Tuesday, March 11, 2014
The Associated Press
(Continued from page 1)
More academic success, fewer behavior problems and healthier eating habits are just some of the ways fathers’ involvement has been linked with children’s well-being.
The survey suggests black fathers may be more involved than whites or Hispanics with some activities, including homework, but Jones downplayed racial differences and said some were not statistically significant.
Men with at least some college education were generally more involved with their kids than less educated fathers.
The CDC did a similar survey in 2002 that showed slightly less father involvement. Previous CDC surveys relied only on mothers' responses about family life so aren't comparable.
A national parenting survey by University of Maryland researchers found that in 2000, married U.S. fathers spent about two hours weekly interacting with their kids aged 18 and younger, more than double the time spent in 1965.
Dr. David Hill, a Wilmington, N.C., pediatrician and author of "Dad to Dad: Parenting Like a Pro," said the survey echoes what he's seen among his patients' fathers. Increasingly, fathers rather than mothers take their kids to the doctor, he said. Some "are anxious about changing a diaper," he said, but the study offers reassuring evidence "that everybody's doing this."
Men weren't asked about employment, or whether they were stay-at-home dads, who still are rare though their ranks have increased. Census numbers show almost 190,000 nationwide last year versus 93,000 in 2000. Those numbers only include men whose wives have been employed for at least one year

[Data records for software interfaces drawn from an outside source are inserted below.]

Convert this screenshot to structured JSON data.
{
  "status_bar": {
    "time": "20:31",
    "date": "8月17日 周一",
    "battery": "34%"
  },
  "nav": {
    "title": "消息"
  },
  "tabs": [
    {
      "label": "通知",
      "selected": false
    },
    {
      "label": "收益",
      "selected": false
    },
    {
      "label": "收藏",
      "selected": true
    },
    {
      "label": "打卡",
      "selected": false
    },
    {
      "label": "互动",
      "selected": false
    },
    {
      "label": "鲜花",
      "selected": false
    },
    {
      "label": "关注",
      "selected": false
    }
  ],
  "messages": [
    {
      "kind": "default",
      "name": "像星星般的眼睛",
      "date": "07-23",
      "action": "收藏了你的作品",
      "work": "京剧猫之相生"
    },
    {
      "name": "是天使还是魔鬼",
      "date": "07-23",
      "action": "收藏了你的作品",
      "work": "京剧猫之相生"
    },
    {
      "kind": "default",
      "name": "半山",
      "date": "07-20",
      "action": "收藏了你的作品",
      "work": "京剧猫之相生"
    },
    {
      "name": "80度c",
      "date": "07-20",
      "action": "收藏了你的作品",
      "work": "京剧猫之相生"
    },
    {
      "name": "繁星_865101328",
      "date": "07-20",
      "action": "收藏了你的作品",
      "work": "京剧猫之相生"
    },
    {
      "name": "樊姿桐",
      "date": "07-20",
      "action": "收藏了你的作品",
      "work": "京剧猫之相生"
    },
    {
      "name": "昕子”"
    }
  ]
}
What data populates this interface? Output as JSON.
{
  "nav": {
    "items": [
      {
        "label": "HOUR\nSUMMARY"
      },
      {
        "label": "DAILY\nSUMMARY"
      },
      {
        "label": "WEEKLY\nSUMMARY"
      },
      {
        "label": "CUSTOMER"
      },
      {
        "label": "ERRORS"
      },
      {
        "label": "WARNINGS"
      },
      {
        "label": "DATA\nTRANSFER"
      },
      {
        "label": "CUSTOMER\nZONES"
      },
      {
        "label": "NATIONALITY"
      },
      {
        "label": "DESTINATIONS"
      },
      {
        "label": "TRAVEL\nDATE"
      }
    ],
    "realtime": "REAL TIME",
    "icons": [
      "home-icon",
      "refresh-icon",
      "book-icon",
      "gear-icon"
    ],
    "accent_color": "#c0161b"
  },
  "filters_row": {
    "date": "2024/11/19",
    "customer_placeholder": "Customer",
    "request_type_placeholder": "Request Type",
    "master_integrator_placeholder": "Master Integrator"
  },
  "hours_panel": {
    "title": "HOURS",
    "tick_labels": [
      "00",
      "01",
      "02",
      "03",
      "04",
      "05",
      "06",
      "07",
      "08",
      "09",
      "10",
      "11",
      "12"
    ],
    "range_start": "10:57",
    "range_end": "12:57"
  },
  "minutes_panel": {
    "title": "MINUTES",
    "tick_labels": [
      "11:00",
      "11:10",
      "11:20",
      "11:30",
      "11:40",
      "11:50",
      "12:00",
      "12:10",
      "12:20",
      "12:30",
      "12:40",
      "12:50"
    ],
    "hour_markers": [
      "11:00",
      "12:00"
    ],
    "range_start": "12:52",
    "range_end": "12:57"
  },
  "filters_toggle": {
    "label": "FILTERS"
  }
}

Loftus, the New York stay-at-home dad, said he feels lucky to be able to be such a hands-on father.
"I'm doing the most important job in the world," he said.